> _Task instructions_:
Among the lines of the data, copy those that hold "this".

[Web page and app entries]
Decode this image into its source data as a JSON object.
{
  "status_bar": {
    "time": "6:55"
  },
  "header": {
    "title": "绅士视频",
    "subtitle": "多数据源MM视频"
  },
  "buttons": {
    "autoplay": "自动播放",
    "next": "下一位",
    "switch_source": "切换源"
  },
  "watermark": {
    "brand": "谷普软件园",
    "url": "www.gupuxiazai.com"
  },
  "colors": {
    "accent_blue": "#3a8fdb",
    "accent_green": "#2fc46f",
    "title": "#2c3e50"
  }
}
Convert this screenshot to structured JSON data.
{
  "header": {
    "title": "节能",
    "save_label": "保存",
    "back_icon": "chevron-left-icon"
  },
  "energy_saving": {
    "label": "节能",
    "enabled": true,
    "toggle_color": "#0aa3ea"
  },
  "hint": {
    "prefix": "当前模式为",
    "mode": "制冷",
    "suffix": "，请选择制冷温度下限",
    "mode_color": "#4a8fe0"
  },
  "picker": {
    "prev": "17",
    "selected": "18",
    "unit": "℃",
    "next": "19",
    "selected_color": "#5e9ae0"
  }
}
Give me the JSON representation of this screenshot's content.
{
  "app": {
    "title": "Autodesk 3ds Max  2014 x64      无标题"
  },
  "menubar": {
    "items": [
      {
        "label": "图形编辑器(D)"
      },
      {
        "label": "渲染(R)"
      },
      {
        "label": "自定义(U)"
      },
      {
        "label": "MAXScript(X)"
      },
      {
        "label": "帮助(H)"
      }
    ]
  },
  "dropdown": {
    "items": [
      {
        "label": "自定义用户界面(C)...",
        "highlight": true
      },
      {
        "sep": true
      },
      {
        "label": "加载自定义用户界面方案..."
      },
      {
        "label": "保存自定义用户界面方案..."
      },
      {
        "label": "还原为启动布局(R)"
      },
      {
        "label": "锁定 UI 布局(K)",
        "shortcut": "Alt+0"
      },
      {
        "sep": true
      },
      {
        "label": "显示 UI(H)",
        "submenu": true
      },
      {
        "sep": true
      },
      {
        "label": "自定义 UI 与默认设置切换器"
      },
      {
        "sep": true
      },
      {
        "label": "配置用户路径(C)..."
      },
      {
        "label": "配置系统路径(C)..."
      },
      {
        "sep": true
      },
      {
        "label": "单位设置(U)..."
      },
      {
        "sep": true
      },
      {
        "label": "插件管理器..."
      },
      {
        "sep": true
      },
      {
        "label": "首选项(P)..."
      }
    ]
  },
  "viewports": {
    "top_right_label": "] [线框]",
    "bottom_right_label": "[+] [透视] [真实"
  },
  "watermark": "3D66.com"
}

> _Completed task_:
Decode this image into its source data as a JSON object.
Convert this screenshot to structured JSON data.
Give me the JSON representation of this screenshot's content.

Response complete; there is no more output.